=== Your instructions ===
Your job is to set down the listing again exactly as it stands.
────────────────────
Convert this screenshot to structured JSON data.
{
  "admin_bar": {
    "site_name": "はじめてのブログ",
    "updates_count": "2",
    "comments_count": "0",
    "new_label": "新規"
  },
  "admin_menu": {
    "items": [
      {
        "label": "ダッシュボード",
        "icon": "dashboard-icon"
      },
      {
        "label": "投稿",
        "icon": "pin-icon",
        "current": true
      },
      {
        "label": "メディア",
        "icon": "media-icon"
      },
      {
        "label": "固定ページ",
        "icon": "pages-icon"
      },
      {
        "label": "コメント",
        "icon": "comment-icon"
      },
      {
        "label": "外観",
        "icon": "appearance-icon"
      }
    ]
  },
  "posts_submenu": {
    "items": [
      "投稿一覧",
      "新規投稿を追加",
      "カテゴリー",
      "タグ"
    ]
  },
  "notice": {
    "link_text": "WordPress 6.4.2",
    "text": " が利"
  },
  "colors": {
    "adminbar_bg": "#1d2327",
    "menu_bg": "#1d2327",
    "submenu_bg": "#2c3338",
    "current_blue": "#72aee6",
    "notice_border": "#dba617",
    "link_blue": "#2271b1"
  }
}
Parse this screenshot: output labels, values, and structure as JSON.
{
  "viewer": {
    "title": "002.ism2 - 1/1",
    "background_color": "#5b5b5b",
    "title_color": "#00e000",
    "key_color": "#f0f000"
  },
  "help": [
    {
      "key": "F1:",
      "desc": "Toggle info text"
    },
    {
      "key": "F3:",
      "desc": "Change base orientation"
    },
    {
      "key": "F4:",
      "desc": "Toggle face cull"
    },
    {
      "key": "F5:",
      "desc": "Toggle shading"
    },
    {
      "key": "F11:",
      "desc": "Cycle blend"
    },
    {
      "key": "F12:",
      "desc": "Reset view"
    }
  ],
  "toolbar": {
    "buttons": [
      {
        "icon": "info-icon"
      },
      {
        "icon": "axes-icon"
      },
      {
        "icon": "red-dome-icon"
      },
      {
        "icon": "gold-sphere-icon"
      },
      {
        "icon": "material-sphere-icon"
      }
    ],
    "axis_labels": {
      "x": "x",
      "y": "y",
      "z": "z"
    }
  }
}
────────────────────
=== Expected answer ===
Convert this screenshot to structured JSON data.
{
  "admin_bar": {
    "site_name": "はじめてのブログ",
    "updates_count": "2",
    "comments_count": "0",
    "new_label": "新規"
  },
  "admin_menu": {
    "items": [
      {
        "label": "ダッシュボード",
        "icon": "dashboard-icon"
      },
      {
        "label": "投稿",
        "icon": "pin-icon",
        "current": true
      },
      {
        "label": "メディア",
        "icon": "media-icon"
      },
      {
        "label": "固定ページ",
        "icon": "pages-icon"
      },
      {
        "label": "コメント",
        "icon": "comment-icon"
      },
      {
        "label": "外観",
        "icon": "appearance-icon"
      }
    ]
  },
  "posts_submenu": {
    "items": [
      "投稿一覧",
      "新規投稿を追加",
      "カテゴリー",
      "タグ"
    ]
  },
  "notice": {
    "link_text": "WordPress 6.4.2",
    "text": " が利"
  },
  "colors": {
    "adminbar_bg": "#1d2327",
    "menu_bg": "#1d2327",
    "submenu_bg": "#2c3338",
    "current_blue": "#72aee6",
    "notice_border": "#dba617",
    "link_blue": "#2271b1"
  }
}
Parse this screenshot: output labels, values, and structure as JSON.
{
  "viewer": {
    "title": "002.ism2 - 1/1",
    "background_color": "#5b5b5b",
    "title_color": "#00e000",
    "key_color": "#f0f000"
  },
  "help": [
    {
      "key": "F1:",
      "desc": "Toggle info text"
    },
    {
      "key": "F3:",
      "desc": "Change base orientation"
    },
    {
      "key": "F4:",
      "desc": "Toggle face cull"
    },
    {
      "key": "F5:",
      "desc": "Toggle shading"
    },
    {
      "key": "F11:",
      "desc": "Cycle blend"
    },
    {
      "key": "F12:",
      "desc": "Reset view"
    }
  ],
  "toolbar": {
    "buttons": [
      {
        "icon": "info-icon"
      },
      {
        "icon": "axes-icon"
      },
      {
        "icon": "red-dome-icon"
      },
      {
        "icon": "gold-sphere-icon"
      },
      {
        "icon": "material-sphere-icon"
      }
    ],
    "axis_labels": {
      "x": "x",
      "y": "y",
      "z": "z"
    }
  }
}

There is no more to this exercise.